§ **Directions**: An exact copy of all the data below is needed, without its pictures.

§ **Extracted entries**:

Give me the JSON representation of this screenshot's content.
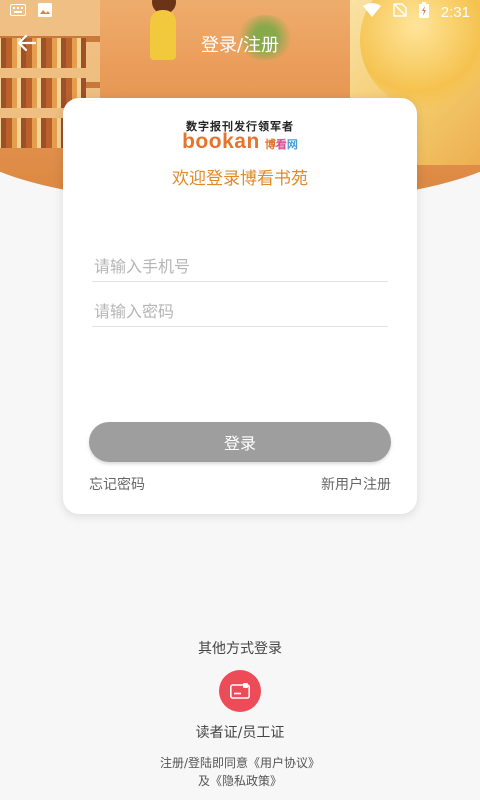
{
  "status_bar": {
    "time": "2:31"
  },
  "nav": {
    "title": "登录/注册"
  },
  "card": {
    "logo_tagline": "数字报刊发行领军者",
    "logo_brand": "bookan",
    "logo_brand_cn": [
      "博",
      "看",
      "网"
    ],
    "welcome": "欢迎登录博看书苑",
    "phone_placeholder": "请输入手机号",
    "password_placeholder": "请输入密码",
    "login_label": "登录",
    "forgot_label": "忘记密码",
    "register_label": "新用户注册"
  },
  "other_login": {
    "title": "其他方式登录",
    "reader_card_label": "读者证/员工证"
  },
  "agreement": {
    "prefix": "注册/登陆即同意",
    "user_agreement": "《用户协议》",
    "and": "及",
    "privacy_policy": "《隐私政策》"
  },
  "colors": {
    "accent_orange": "#e08a2a",
    "brand_orange": "#e8742c",
    "reader_red": "#ee4b59",
    "button_gray": "#9e9e9e"
  },
  "icons": [
    "keyboard-icon",
    "image-icon",
    "wifi-icon",
    "no-sim-icon",
    "battery-icon",
    "back-arrow-icon",
    "id-card-icon"
  ]
}
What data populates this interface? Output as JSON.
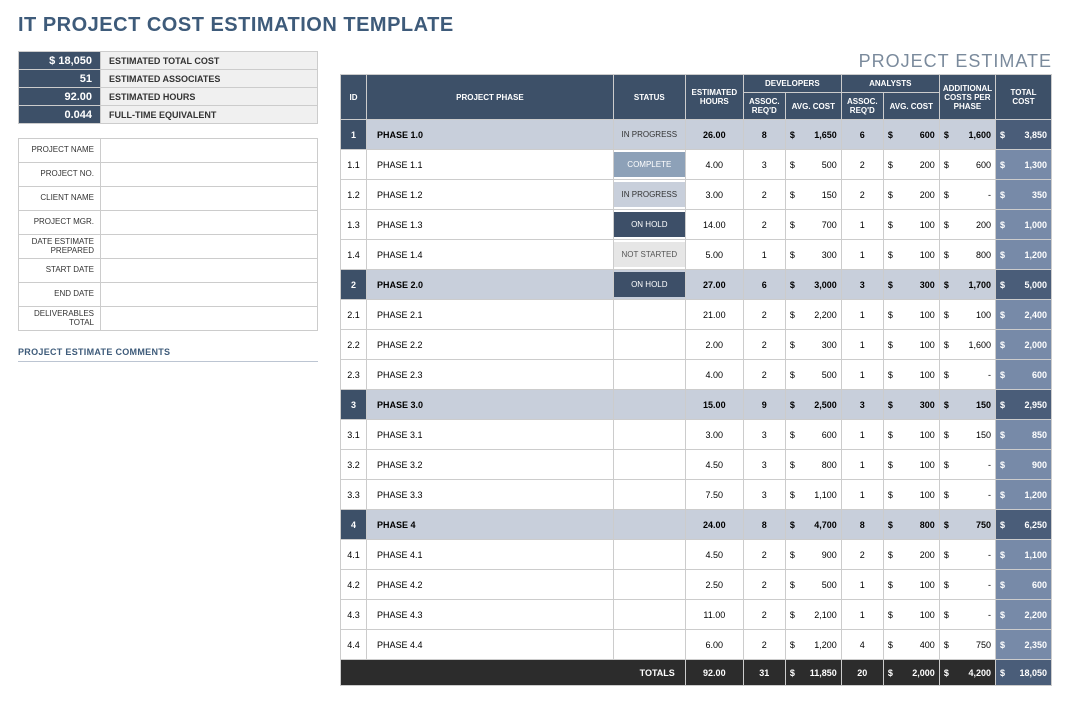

§ **Solution to the problem**:
Give me the JSON representation of this screenshot's content.
{
  "status_bar": {
    "time": "2:31"
  },
  "nav": {
    "title": "登录/注册"
  },
  "card": {
    "logo_tagline": "数字报刊发行领军者",
    "logo_brand": "bookan",
    "logo_brand_cn": [
      "博",
      "看",
      "网"
    ],
    "welcome": "欢迎登录博看书苑",
    "phone_placeholder": "请输入手机号",
    "password_placeholder": "请输入密码",
    "login_label": "登录",
    "forgot_label": "忘记密码",
    "register_label": "新用户注册"
  },
  "other_login": {
    "title": "其他方式登录",
    "reader_card_label": "读者证/员工证"
  },
  "agreement": {
    "prefix": "注册/登陆即同意",
    "user_agreement": "《用户协议》",
    "and": "及",
    "privacy_policy": "《隐私政策》"
  },
  "colors": {
    "accent_orange": "#e08a2a",
    "brand_orange": "#e8742c",
    "reader_red": "#ee4b59",
    "button_gray": "#9e9e9e"
  },
  "icons": [
    "keyboard-icon",
    "image-icon",
    "wifi-icon",
    "no-sim-icon",
    "battery-icon",
    "back-arrow-icon",
    "id-card-icon"
  ]
}
What data populates this interface? Output as JSON.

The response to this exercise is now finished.